Last week, we hosted an event in honor of the Chabad Pillars of 2015. The community expressed appreciation to those individuals that have made a financial commitment, above a specific threshold, in supporting the work of Chabad.

The parsha opens with the statement “Kedoshim Tihyu” – Be holy because I (G-d) am holy. Not to be confused with spirituality, holiness denotes transcendence within reality. One striving to be spiritual would typically be isolated from society and desist from caring about normal human needs. Holiness, on the other hand, is achieved through elevating the mundane to fulfill a loftier purpose and role. Torah study and mitzvah observance empower us to accomplish this feat.

The Torah illuminates our path as we maneuver our way through life allowing us to elevate the food we eat, the clothing we wear, the hobbies we enjoy – just about everything! Setting aside 10% of our earnings to charity elevates our entire business. Reciting a blessing before and after we eat transforms a routine meal into a divine service. Living according to the will of G-d – the ultimate of holiness and transcendence – makes us holy as well.

Last week we celebrated the holiness accomplished by Tzedaka and Hakarat Hatov – expressing due appreciation – in order to introduce more holiness in our community and beyond. Let us keep the momentum going strong by increasing our Torah study and Mitzvah observance, thereby transforming our world to be a better and holier place for all.

 

The Hallmark of a Jewish Home

 mezuzah 2.jpg

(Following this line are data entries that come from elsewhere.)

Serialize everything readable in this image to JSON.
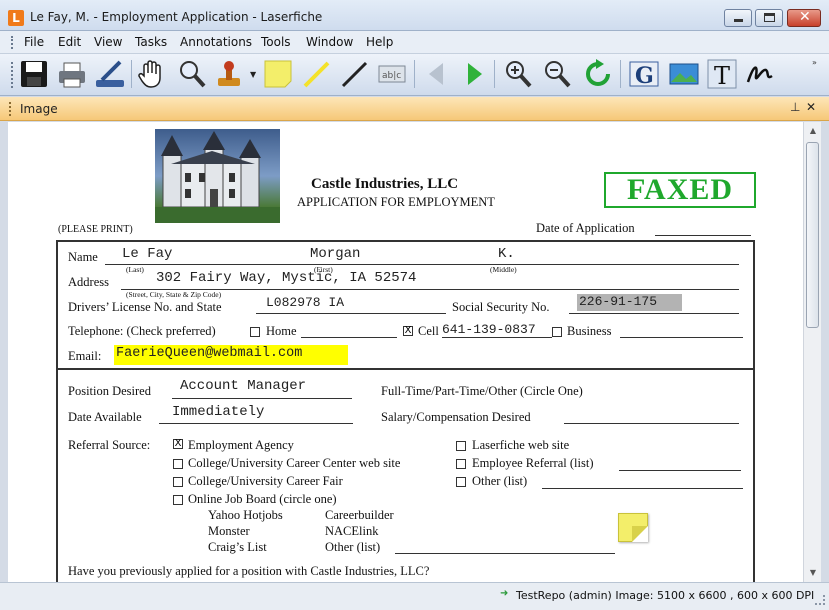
{
  "window": {
    "title": "Le Fay, M. - Employment Application - Laserfiche",
    "app_icon_letter": "L"
  },
  "menu": [
    "File",
    "Edit",
    "View",
    "Tasks",
    "Annotations",
    "Tools",
    "Window",
    "Help"
  ],
  "panel": {
    "title": "Image"
  },
  "document": {
    "company": "Castle Industries, LLC",
    "subtitle": "APPLICATION FOR EMPLOYMENT",
    "stamp": "FAXED",
    "please_print": "(PLEASE PRINT)",
    "date_label": "Date of Application",
    "name_label": "Name",
    "name_last": "Le Fay",
    "name_first": "Morgan",
    "name_middle": "K.",
    "sub_last": "(Last)",
    "sub_first": "(First)",
    "sub_middle": "(Middle)",
    "address_label": "Address",
    "address_value": "302 Fairy Way, Mystic, IA 52574",
    "address_hint": "(Street, City, State & Zip Code)",
    "license_label": "Drivers’ License No. and State",
    "license_value": "L082978 IA",
    "ssn_label": "Social Security No.",
    "ssn_value": "226-91-175",
    "telephone_label": "Telephone: (Check preferred)",
    "home_label": "Home",
    "cell_label": "Cell",
    "cell_value": "641-139-0837",
    "business_label": "Business",
    "email_label": "Email:",
    "email_value": "FaerieQueen@webmail.com",
    "position_label": "Position Desired",
    "position_value": "Account Manager",
    "fulltime_label": "Full-Time/Part-Time/Other (Circle One)",
    "available_label": "Date Available",
    "available_value": "Immediately",
    "salary_label": "Salary/Compensation Desired",
    "referral_label": "Referral Source:",
    "ref_agency": "Employment Agency",
    "ref_career_web": "College/University Career Center web site",
    "ref_career_fair": "College/University Career Fair",
    "ref_job_board": "Online Job Board (circle one)",
    "ref_laserfiche": "Laserfiche web site",
    "ref_employee": "Employee Referral (list)",
    "ref_other": "Other (list)",
    "board_yahoo": "Yahoo Hotjobs",
    "board_careerbuilder": "Careerbuilder",
    "board_monster": "Monster",
    "board_nacelink": "NACElink",
    "board_craigs": "Craig’s List",
    "board_other": "Other (list)",
    "previous_question": "Have you previously applied for a position with Castle Industries, LLC?"
  },
  "status": {
    "text": "TestRepo (admin)  Image: 5100 x 6600 , 600 x 600 DPI"
  },
  "colors": {
    "stamp_green": "#1fa82c",
    "highlight_yellow": "#ffff00",
    "redaction_gray": "#b3b3b3",
    "sticky_note": "#f3ee6a",
    "panel_orange": "#f6c878"
  }
}
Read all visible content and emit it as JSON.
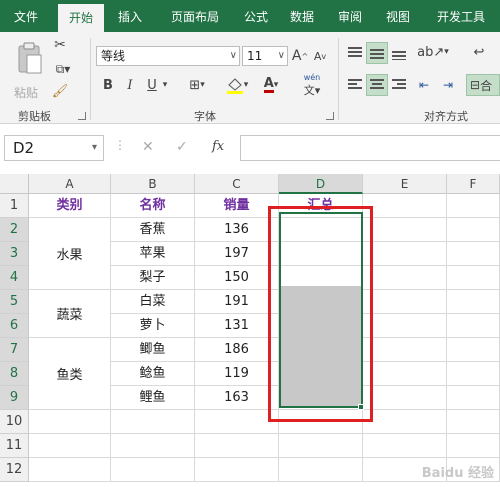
{
  "ribbon_tabs": [
    "文件",
    "开始",
    "插入",
    "页面布局",
    "公式",
    "数据",
    "审阅",
    "视图",
    "开发工具"
  ],
  "active_tab": "开始",
  "clipboard": {
    "paste_label": "粘贴",
    "group_label": "剪贴板"
  },
  "font": {
    "name": "等线",
    "size": "11",
    "bold": "B",
    "italic": "I",
    "underline": "U",
    "grow": "A",
    "shrink": "A",
    "font_color": "A",
    "phonetic": "wén",
    "group_label": "字体"
  },
  "alignment": {
    "group_label": "对齐方式",
    "partial_label": "合"
  },
  "name_box": "D2",
  "formula_icons": {
    "cancel": "✕",
    "confirm": "✓",
    "fx": "fx"
  },
  "columns": [
    "A",
    "B",
    "C",
    "D",
    "E",
    "F"
  ],
  "rows": [
    "1",
    "2",
    "3",
    "4",
    "5",
    "6",
    "7",
    "8",
    "9",
    "10",
    "11",
    "12"
  ],
  "sheet": {
    "headers": {
      "category": "类别",
      "name": "名称",
      "sales": "销量",
      "summary": "汇总"
    },
    "groups": [
      {
        "category": "水果",
        "items": [
          {
            "name": "香蕉",
            "sales": "136"
          },
          {
            "name": "苹果",
            "sales": "197"
          },
          {
            "name": "梨子",
            "sales": "150"
          }
        ]
      },
      {
        "category": "蔬菜",
        "items": [
          {
            "name": "白菜",
            "sales": "191"
          },
          {
            "name": "萝卜",
            "sales": "131"
          }
        ]
      },
      {
        "category": "鱼类",
        "items": [
          {
            "name": "鲫鱼",
            "sales": "186"
          },
          {
            "name": "鲶鱼",
            "sales": "119"
          },
          {
            "name": "鲤鱼",
            "sales": "163"
          }
        ]
      }
    ]
  },
  "watermark": "Baidu 经验",
  "colors": {
    "excel_green": "#217346",
    "header_purple": "#7030a0",
    "highlight_red": "#e02020"
  }
}
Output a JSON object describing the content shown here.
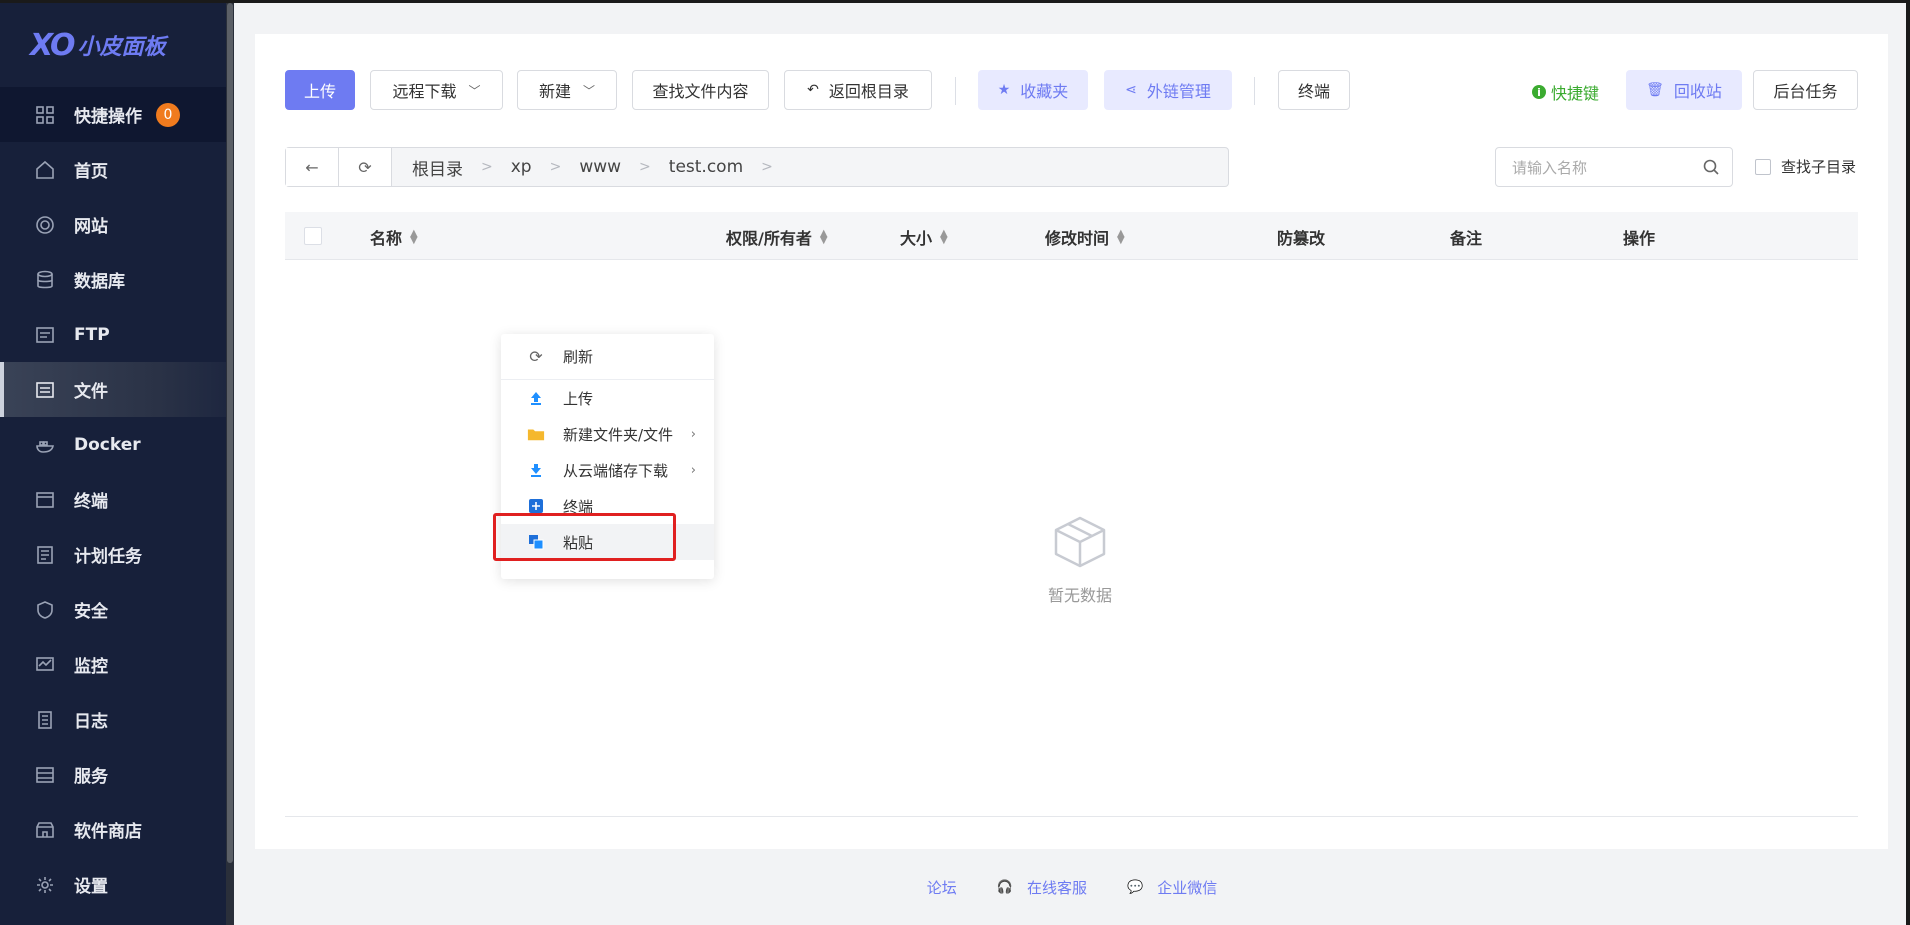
{
  "sidebar": {
    "logo_mark": "XO",
    "logo_text": "小皮面板",
    "quick_label": "快捷操作",
    "quick_badge": "0",
    "items": [
      {
        "label": "首页",
        "icon": "home-icon"
      },
      {
        "label": "网站",
        "icon": "globe-icon"
      },
      {
        "label": "数据库",
        "icon": "database-icon"
      },
      {
        "label": "FTP",
        "icon": "ftp-icon"
      },
      {
        "label": "文件",
        "icon": "file-icon"
      },
      {
        "label": "Docker",
        "icon": "docker-icon"
      },
      {
        "label": "终端",
        "icon": "terminal-icon"
      },
      {
        "label": "计划任务",
        "icon": "task-icon"
      },
      {
        "label": "安全",
        "icon": "shield-icon"
      },
      {
        "label": "监控",
        "icon": "monitor-icon"
      },
      {
        "label": "日志",
        "icon": "log-icon"
      },
      {
        "label": "服务",
        "icon": "server-icon"
      },
      {
        "label": "软件商店",
        "icon": "store-icon"
      },
      {
        "label": "设置",
        "icon": "gear-icon"
      }
    ],
    "active_item": "文件"
  },
  "toolbar": {
    "upload": "上传",
    "remote_download": "远程下载",
    "new": "新建",
    "find_content": "查找文件内容",
    "back_root": "返回根目录",
    "favorites": "收藏夹",
    "share_links": "外链管理",
    "terminal": "终端",
    "shortcut": "快捷键",
    "recycle_bin": "回收站",
    "background_tasks": "后台任务"
  },
  "path": {
    "crumbs": [
      "根目录",
      "xp",
      "www",
      "test.com"
    ],
    "separator": ">"
  },
  "search": {
    "placeholder": "请输入名称",
    "subdir_label": "查找子目录"
  },
  "table": {
    "columns": [
      "名称",
      "权限/所有者",
      "大小",
      "修改时间",
      "防篡改",
      "备注",
      "操作"
    ],
    "empty_text": "暂无数据"
  },
  "context_menu": {
    "items": [
      "刷新",
      "上传",
      "新建文件夹/文件",
      "从云端储存下载",
      "终端",
      "粘贴"
    ],
    "hovered": "粘贴"
  },
  "footer": {
    "forum": "论坛",
    "support": "在线客服",
    "wechat": "企业微信"
  },
  "colors": {
    "accent": "#6e7bf2",
    "sidebar_bg": "#17203a",
    "badge": "#f07b1e",
    "shortcut_green": "#3bab30",
    "highlight_red": "#e02020"
  }
}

This week I was visiting a Jewish home in town and offered to check the Mezuzah to ensure it met the requirements of Jewish law. To our amazement, we found a printed piece of paper with one line of the Shema printed on the top. Rabbi Levi discovered a Mezuzah on someone’s door that contained nothing in it at all. Both were replaced with kosher mezuzah’s – to the joy of the respective owners.

Over 2,000 years ago there lived a unique pair of friends. Rabbi Judah the Prince and the Roman Emperor Antoninus were extremely close and they would spend much time in philosophical discussion. Once, Antoninus sent the Rabbi a very valuable and expensive gift. To his puzzlement the Rabbi reciprocated by presenting him a mezuzah scroll. “Your gift I need to guard – my gift will protect you,” the Rabbi explained.

The mitzvah of mezuzah serves two purposes. It is strategically placed on every doorpost of the home as a constant reminder that G-d is the creator of all, our commitment to Torah study and mitzvah observance and that we should be grateful for our many blessings. It bears testimony to the fact that G-d’s will defines the lifestyle of the home’s inhabitants.

Additionally, it serves as divine protection for the inhabitants all the time. Inscribed on the mezuzah scroll is one of G-d’s names, spelled with three letters – an acronym of the words “Shomer Daltot Yisrael” – Guardian of the Doors of Israel.

For the Mezuzah to serve its purpose it must fit certain criteria. Contrary to common belief, the case is of little consequence. The scroll is the main player here. It must be produced by a trained and expert scribe according to Jewish law dating back to Sinai. Due to the nature of this scroll it is possible for letters to fade or crack and should be routinely checked by a competent scribe as well. Proper placement on the doorpost is also crucial.

We are committed to helping you observe this beautiful mitzvah properly. If you would like to buy new mezuzahs for your home, check your old ones or simply want to be sure that they are properly mounted - please do not hesitate to call upon us to do a home visit free of charge. It will be our pleasure!

Click here to learn more about mezuzah.

Looking for older posts? See the sidebar for the Archive.